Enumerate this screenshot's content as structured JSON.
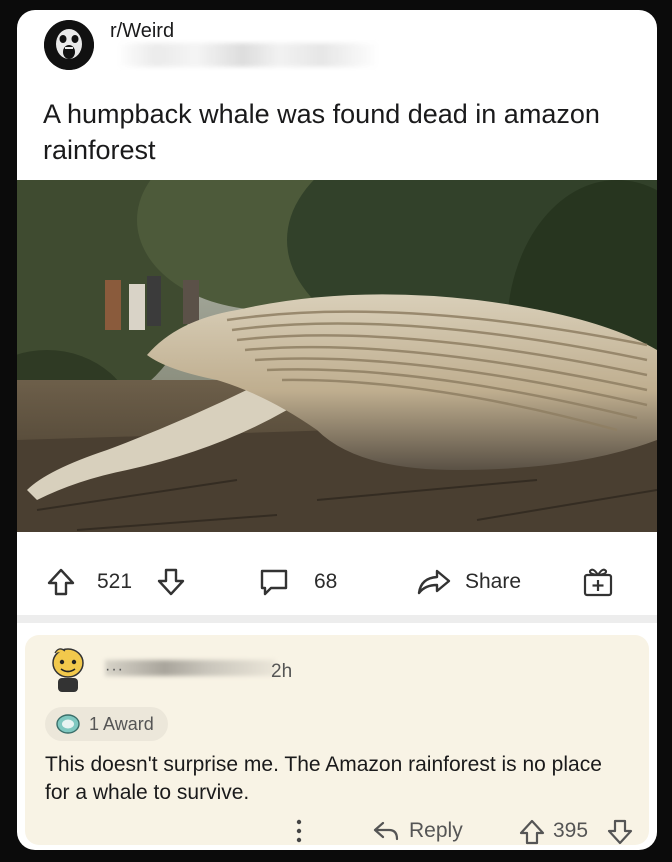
{
  "post": {
    "subreddit": "r/Weird",
    "title": "A humpback whale was found dead in amazon rainforest",
    "upvotes": "521",
    "comments": "68",
    "share_label": "Share"
  },
  "comment": {
    "time": "2h",
    "award_label": "1 Award",
    "body": "This doesn't surprise me. The Amazon rainforest is no place for a whale to survive.",
    "reply_label": "Reply",
    "score": "395"
  }
}
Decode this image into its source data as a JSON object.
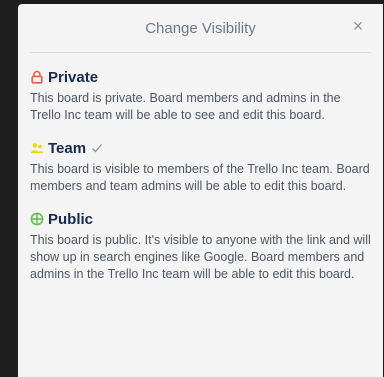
{
  "popover": {
    "title": "Change Visibility",
    "close_icon": "×"
  },
  "options": [
    {
      "name": "Private",
      "icon": "lock-icon",
      "color": "#eb5a46",
      "selected": false,
      "description": "This board is private. Board members and admins in the Trello Inc team will be able to see and edit this board."
    },
    {
      "name": "Team",
      "icon": "team-icon",
      "color": "#f2d600",
      "selected": true,
      "description": "This board is visible to members of the Trello Inc team. Board members and team admins will be able to edit this board."
    },
    {
      "name": "Public",
      "icon": "globe-icon",
      "color": "#61bd4f",
      "selected": false,
      "description": "This board is public. It's visible to anyone with the link and will show up in search engines like Google. Board members and admins in the Trello Inc team will be able to edit this board."
    }
  ]
}
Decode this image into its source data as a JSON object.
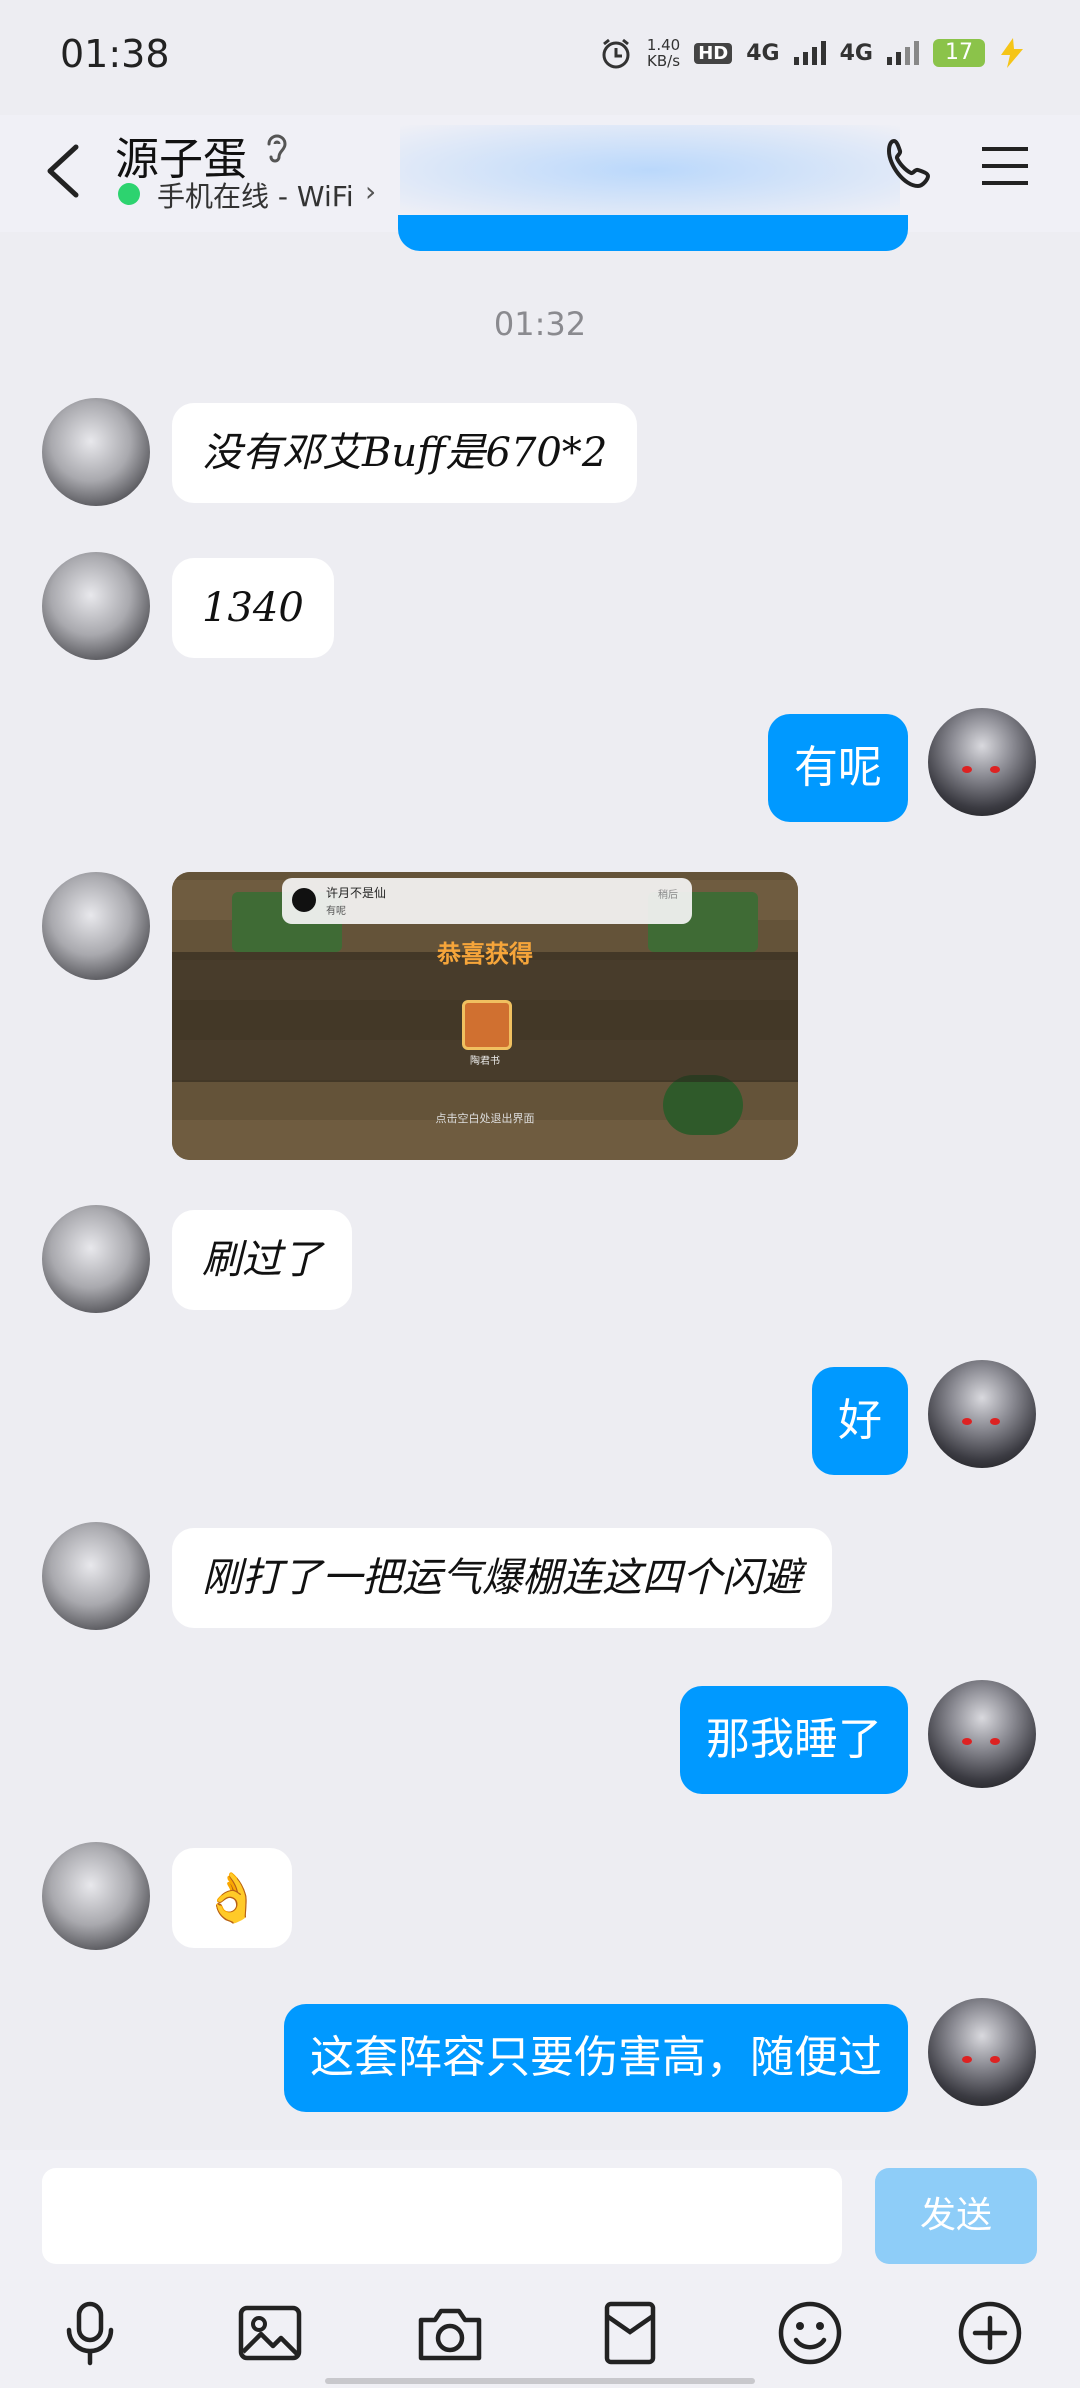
{
  "status_bar": {
    "time": "01:38",
    "net_speed_value": "1.40",
    "net_speed_unit": "KB/s",
    "hd_label": "HD",
    "sim1": "4G",
    "sim2": "4G",
    "battery": "17"
  },
  "header": {
    "contact_name": "源子蛋",
    "online_status": "手机在线 - WiFi",
    "online_color": "#2DD36F"
  },
  "messages": {
    "timestamp": "01:32",
    "m1": "没有邓艾Buff是670*2",
    "m2": "1340",
    "m3": "有呢",
    "m5": "刷过了",
    "m6": "好",
    "m7": "刚打了一把运气爆棚连这四个闪避",
    "m8": "那我睡了",
    "m9": "👌",
    "m10": "这套阵容只要伤害高，随便过"
  },
  "image_message": {
    "notif_sender": "许月不是仙",
    "notif_text": "有呢",
    "notif_action": "稍后",
    "title": "恭喜获得",
    "item_label": "陶君书",
    "hint": "点击空白处退出界面"
  },
  "input": {
    "placeholder": "",
    "send_label": "发送",
    "send_color": "#8ECDF8"
  },
  "toolbar": {
    "icons": [
      "microphone-icon",
      "image-icon",
      "camera-icon",
      "red-packet-icon",
      "emoji-icon",
      "plus-icon"
    ]
  },
  "colors": {
    "sent_bubble": "#0099FF",
    "received_bubble": "#FFFFFF",
    "background": "#EDEDF2"
  }
}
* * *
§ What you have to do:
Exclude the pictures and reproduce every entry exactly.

§ Result for this exercise:
Enumerate this screenshot's content as structured JSON.
{
  "post": {
    "subreddit": "r/Weird",
    "title": "A humpback whale was found dead in amazon rainforest",
    "upvotes": "521",
    "comments": "68",
    "share_label": "Share"
  },
  "comment": {
    "time": "2h",
    "award_label": "1 Award",
    "body": "This doesn't surprise me. The Amazon rainforest is no place for a whale to survive.",
    "reply_label": "Reply",
    "score": "395"
  }
}
Decode this image into its source data as a JSON object.
{
  "popover": {
    "title": "Change Visibility",
    "close_icon": "×"
  },
  "options": [
    {
      "name": "Private",
      "icon": "lock-icon",
      "color": "#eb5a46",
      "selected": false,
      "description": "This board is private. Board members and admins in the Trello Inc team will be able to see and edit this board."
    },
    {
      "name": "Team",
      "icon": "team-icon",
      "color": "#f2d600",
      "selected": true,
      "description": "This board is visible to members of the Trello Inc team. Board members and team admins will be able to edit this board."
    },
    {
      "name": "Public",
      "icon": "globe-icon",
      "color": "#61bd4f",
      "selected": false,
      "description": "This board is public. It's visible to anyone with the link and will show up in search engines like Google. Board members and admins in the Trello Inc team will be able to edit this board."
    }
  ]
}
Decode this image into its source data as a JSON object.
{
  "status_bar": {
    "time": "01:38",
    "net_speed_value": "1.40",
    "net_speed_unit": "KB/s",
    "hd_label": "HD",
    "sim1": "4G",
    "sim2": "4G",
    "battery": "17"
  },
  "header": {
    "contact_name": "源子蛋",
    "online_status": "手机在线 - WiFi",
    "online_color": "#2DD36F"
  },
  "messages": {
    "timestamp": "01:32",
    "m1": "没有邓艾Buff是670*2",
    "m2": "1340",
    "m3": "有呢",
    "m5": "刷过了",
    "m6": "好",
    "m7": "刚打了一把运气爆棚连这四个闪避",
    "m8": "那我睡了",
    "m9": "👌",
    "m10": "这套阵容只要伤害高，随便过"
  },
  "image_message": {
    "notif_sender": "许月不是仙",
    "notif_text": "有呢",
    "notif_action": "稍后",
    "title": "恭喜获得",
    "item_label": "陶君书",
    "hint": "点击空白处退出界面"
  },
  "input": {
    "placeholder": "",
    "send_label": "发送",
    "send_color": "#8ECDF8"
  },
  "toolbar": {
    "icons": [
      "microphone-icon",
      "image-icon",
      "camera-icon",
      "red-packet-icon",
      "emoji-icon",
      "plus-icon"
    ]
  },
  "colors": {
    "sent_bubble": "#0099FF",
    "received_bubble": "#FFFFFF",
    "background": "#EDEDF2"
  }
}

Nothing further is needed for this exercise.